“And He has said to me, “My grace is sufficient for you, for power is perfected in weakness.” Most gladly, therefore, I will rather boast about my weaknesses, so that the power of Christ may dwell in me.” – 2 Corinthians 12:9
After reading many self-help books I finally learned a valuable lesson:
I am my enemy.
I am the one that needs help.
I know, it sounds pretty obvious, that’s why these books are categorized as SELF-help books, but for some reason I thought I was helping myself cope with the pain caused by OTHERS. I’m not referring to the pain people experience that they did not provoke, I am referring to the pain that we need to be accountable for.
When I purchased the self-help books I envisioned the enemy as an outsider; fate – bad things happens to good people or everything happens for a reasons, poor decision making – engaging in less than par relationships or friendships, or others – help my attackers have a better understanding of how their actions affected me.
For a long time I chastised those who hurt me while being unjustly lenient with myself. I would be offended if someone dared point out my issues. I was the queen of defense- still am, since this is a work-in progress. Clearly my poor behavior was a REACTION to being attacked, if the offender had not offended me I would have remained calmed and acted as expected.
Ironically, when I was the offender I expected others to keep their cool and react calmly to help me keep my cool. I suggested that they stay calm to help me reason, but as a hypocrite I did not ask of myself the same thing. At the end of the day I was the only innocent party. Perhaps it was too painful to work through my issues, maybe I believed my character shortcomings were insignificant, or worse, at times I was in complete denial about them.

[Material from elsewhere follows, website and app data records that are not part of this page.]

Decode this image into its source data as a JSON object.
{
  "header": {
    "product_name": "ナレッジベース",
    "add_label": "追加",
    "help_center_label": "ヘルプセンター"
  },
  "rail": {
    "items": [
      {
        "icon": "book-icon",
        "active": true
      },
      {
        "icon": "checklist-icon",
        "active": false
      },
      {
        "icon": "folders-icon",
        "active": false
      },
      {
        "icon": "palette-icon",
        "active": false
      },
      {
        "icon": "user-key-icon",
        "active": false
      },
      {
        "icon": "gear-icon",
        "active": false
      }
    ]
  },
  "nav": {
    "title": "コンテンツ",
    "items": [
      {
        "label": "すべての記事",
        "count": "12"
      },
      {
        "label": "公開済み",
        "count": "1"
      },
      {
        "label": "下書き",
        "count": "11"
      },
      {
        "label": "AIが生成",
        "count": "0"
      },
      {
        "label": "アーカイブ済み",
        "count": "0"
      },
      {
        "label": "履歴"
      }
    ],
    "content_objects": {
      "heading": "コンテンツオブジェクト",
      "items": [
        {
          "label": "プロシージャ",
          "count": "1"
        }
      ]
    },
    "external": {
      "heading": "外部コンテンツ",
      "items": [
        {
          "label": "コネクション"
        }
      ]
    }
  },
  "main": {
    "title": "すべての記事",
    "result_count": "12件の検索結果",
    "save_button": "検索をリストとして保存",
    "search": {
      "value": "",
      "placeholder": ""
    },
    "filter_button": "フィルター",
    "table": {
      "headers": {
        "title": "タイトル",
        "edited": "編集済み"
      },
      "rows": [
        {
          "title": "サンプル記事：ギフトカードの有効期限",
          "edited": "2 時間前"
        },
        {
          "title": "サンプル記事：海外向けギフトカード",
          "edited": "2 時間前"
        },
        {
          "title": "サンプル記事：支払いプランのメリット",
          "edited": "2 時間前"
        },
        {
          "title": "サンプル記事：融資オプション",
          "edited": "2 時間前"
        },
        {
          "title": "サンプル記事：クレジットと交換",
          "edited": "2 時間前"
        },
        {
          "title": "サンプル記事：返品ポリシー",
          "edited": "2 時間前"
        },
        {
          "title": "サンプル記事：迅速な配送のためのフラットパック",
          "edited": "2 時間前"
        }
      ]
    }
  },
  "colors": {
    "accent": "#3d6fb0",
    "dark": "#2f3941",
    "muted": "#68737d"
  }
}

Then the light bulb turned on.
I need to work on MY issues, MY downfalls, I contributed to the problem.
We all have areas that need improvement, but we can only give what we have. If we do not have a clear understanding of how to put a stop to the vicious cycle of avoiding our issues, then we lack the experience to counsel others on overcoming their issues.
I started the Accountability Project as a proactive approach to better understand myself and improve my shortcomings. A few weeks ago I made the decision to come clean every time I hit a bump in the road; when I am upset about something, have a discord with my fiancé, carry something heavy in my soul, etc. I wait a day or so to let the emotions simmer. I come clean and confess to my involvement in the problem; sweating the small stuff, not extending mercy towards others when they’re having a rough day, lashing out at loved ones because I’m having a bad day, worrying more about being right than being loving, being overly sensitive, overlooking the effect my monthly visitor has on my emotions (it’s true!!), pushing people’s buttons in retaliation for the pain I’m feeling, etc(the list can literally go on).
Sometimes I fight and say things just because something inside me is angry and wants to lash out, nothing significant has occurred to provoke this reaction, yet it all comes spilling out anyway. Then comes the moment where I know I’m wrong, yet I stand there with my arms crossed trying to justify my lack of control, and play the blame game that Eve introduced us to.
As I reflect on my journal entries I’m a bit shocked and disappointed, because I know better, but at the same time I’m proud of my honesty and my ability to own up to my mistakes. An honest self-analysis is the only way that I can get a better handle on my future.
My plan is to create a reaction manual based on my journal entries and choose new reactions for my common triggers. My future, my influence on my family life, depend on my ability to overcome my character flaws. My salvation depends on me removing the chains of my past which influence my behaviors and start living free, with childlike happiness.
I’ve noticed that at times I run from what my fiance points out because I don’t like what he’s exposing about me. Deep down I know there is truth in his statement but it hurts too much to see myself that way, in my mind I am not that person he is describing.
I don’t want to be the person he’s describing, yet that is who I am. That is how I act.
To avoid being portrayed in that undesirable light, I fight back. With time I’ve learned that this just leads to a bigger problem, avoidance. I need to stand there and hear it, I need to see how I’m portraying myself, and I need to use constructive criticism from the person I love most to help me grow.
I’m not striving for perfection, because only God is perfect. My goal is to minimize the damage I cause myself and loved ones by reacting poorly. My goal is to stop saying “I will do better next time” and actually do better next time by having a game plan.
Enough of letting myself off the hook as I hurt myself and those around me. I need to wrestle with the urges within me and fight the good fight if I want to find peace and happiness.
I need to fight my own worst enemy – my own demons – to start spreading love. I need to own up to my imperfections, not deny their existence, nor be afraid that exposing these issues will make me less lovable.
Exposing the areas that are in need of improvement will help give my soul a good spring cleaning. No one can fight this battle for me, if I want to start being the love I read about (a reflection of God’s love), if I want to be a peace maker in my home, then I need to stop being afraid of what’s within me and let God make me new.
Pray for me as I embark on this journey.
“We need to fix ourselves vertically before we can fix ourselves horizontally.” – Paul Tripp
♡ If you enjoyed this Proverbs 31 Woman story, I’m sure you’ll love this too → Desiring God’s Will With a Stubborn Heart